▶ **Problem statement**
Using the word "JSON" as the filter, copy each matching line from the records.

▶ **Supplied data**

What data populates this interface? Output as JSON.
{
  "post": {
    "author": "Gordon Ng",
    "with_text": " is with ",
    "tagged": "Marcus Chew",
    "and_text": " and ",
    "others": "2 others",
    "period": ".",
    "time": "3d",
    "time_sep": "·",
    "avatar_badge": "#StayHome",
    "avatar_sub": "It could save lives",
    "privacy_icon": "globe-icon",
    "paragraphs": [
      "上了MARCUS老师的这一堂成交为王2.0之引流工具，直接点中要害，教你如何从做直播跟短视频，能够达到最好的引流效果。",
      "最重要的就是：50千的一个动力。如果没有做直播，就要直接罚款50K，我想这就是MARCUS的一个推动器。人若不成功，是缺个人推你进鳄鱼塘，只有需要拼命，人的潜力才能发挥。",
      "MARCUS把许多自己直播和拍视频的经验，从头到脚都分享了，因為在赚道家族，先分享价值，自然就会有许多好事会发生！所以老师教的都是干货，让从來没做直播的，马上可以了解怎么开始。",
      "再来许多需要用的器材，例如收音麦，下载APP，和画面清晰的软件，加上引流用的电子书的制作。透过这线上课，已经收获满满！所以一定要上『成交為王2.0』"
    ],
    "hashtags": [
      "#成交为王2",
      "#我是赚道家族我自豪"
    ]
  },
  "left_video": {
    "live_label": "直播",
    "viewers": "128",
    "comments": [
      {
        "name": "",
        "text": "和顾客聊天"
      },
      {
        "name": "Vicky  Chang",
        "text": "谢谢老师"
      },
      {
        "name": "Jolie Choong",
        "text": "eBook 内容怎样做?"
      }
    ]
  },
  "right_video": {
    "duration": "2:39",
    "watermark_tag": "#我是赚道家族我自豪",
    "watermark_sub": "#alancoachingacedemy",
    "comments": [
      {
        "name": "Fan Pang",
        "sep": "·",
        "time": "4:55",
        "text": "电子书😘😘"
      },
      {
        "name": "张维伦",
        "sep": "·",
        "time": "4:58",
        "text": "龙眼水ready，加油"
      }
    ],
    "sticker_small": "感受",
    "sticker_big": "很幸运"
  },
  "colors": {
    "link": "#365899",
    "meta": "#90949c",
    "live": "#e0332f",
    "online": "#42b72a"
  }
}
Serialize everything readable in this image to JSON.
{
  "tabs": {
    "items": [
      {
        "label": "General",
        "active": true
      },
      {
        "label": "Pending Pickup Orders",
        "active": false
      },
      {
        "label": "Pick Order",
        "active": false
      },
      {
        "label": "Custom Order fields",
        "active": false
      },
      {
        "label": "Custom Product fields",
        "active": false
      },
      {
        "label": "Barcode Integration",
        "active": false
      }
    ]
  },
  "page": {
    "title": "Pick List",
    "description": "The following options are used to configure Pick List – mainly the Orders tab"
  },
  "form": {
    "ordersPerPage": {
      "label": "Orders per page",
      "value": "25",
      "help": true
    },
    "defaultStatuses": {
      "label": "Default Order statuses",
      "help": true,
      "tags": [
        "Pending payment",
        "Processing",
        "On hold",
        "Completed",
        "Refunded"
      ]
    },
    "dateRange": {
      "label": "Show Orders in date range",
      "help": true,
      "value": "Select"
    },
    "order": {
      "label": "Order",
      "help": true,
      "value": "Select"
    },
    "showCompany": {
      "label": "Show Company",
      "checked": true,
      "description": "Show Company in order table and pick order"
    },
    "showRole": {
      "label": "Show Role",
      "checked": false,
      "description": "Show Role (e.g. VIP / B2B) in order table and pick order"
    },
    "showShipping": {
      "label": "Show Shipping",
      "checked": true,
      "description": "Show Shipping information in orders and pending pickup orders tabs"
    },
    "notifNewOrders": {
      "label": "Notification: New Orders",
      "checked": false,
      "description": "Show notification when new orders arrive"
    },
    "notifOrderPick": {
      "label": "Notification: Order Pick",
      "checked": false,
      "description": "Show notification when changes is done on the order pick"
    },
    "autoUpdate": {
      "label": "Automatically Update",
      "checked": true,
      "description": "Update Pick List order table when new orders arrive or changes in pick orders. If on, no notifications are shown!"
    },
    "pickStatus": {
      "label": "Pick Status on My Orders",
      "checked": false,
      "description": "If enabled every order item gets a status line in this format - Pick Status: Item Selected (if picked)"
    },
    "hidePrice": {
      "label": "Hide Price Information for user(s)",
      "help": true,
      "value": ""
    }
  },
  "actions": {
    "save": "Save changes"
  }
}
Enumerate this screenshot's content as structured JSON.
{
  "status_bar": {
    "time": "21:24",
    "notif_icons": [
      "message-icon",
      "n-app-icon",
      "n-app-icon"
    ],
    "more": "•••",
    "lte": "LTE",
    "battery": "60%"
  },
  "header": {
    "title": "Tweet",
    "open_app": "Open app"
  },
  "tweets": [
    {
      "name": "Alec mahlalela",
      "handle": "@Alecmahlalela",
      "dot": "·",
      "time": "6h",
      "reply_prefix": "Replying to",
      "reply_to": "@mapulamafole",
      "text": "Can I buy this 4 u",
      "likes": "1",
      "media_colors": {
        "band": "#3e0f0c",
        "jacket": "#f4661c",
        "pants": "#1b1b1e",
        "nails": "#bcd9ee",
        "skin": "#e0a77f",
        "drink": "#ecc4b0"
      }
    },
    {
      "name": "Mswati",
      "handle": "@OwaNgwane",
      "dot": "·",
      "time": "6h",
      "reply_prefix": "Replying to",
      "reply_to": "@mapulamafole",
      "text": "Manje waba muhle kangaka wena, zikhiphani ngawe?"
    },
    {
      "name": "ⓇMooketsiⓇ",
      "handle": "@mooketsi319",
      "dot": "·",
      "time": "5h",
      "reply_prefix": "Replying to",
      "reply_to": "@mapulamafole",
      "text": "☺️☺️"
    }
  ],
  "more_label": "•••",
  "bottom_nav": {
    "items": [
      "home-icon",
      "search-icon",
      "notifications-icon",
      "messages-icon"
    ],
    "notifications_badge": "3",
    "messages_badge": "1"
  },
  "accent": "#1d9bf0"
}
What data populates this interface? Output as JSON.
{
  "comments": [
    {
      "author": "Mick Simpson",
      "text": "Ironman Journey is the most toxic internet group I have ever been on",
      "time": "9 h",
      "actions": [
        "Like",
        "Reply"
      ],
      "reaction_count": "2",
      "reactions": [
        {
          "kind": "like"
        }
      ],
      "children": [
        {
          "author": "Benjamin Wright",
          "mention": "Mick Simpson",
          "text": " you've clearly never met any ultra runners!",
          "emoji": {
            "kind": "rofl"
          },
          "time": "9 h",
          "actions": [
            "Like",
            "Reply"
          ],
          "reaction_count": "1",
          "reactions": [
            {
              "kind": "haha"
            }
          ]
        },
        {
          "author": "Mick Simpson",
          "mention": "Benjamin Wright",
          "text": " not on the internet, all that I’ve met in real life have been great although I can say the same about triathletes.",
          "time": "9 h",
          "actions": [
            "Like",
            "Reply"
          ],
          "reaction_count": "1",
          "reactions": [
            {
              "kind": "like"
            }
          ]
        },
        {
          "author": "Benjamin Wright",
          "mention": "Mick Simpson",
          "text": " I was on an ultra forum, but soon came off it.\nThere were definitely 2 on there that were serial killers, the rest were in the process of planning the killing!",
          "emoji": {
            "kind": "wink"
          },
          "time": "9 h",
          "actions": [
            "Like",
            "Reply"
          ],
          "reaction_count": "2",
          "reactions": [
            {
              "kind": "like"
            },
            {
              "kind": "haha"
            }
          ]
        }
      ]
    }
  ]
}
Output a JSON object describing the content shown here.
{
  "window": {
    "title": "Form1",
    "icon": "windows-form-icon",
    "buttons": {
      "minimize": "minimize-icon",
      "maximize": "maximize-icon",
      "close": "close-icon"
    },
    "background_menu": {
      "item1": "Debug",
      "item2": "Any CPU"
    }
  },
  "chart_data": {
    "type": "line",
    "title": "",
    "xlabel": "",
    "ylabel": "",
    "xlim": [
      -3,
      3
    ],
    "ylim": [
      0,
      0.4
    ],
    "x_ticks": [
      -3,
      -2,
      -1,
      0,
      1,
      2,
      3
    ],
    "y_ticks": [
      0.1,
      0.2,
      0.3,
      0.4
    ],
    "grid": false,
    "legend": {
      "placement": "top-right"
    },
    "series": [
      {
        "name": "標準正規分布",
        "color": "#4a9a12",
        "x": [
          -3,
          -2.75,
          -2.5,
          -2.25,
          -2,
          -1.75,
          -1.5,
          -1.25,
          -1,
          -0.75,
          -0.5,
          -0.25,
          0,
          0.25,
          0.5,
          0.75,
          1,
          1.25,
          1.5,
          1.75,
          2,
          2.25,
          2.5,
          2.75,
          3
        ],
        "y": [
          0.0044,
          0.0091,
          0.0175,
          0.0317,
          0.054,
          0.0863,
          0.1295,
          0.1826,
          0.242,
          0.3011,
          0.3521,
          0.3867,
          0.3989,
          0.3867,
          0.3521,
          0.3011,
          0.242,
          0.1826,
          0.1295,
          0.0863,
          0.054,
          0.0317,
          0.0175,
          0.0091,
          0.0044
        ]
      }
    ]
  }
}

▶ **Solution to this task**
What data populates this interface? Output as JSON.
Serialize everything readable in this image to JSON.
Enumerate this screenshot's content as structured JSON.
What data populates this interface? Output as JSON.
Output a JSON object describing the content shown here.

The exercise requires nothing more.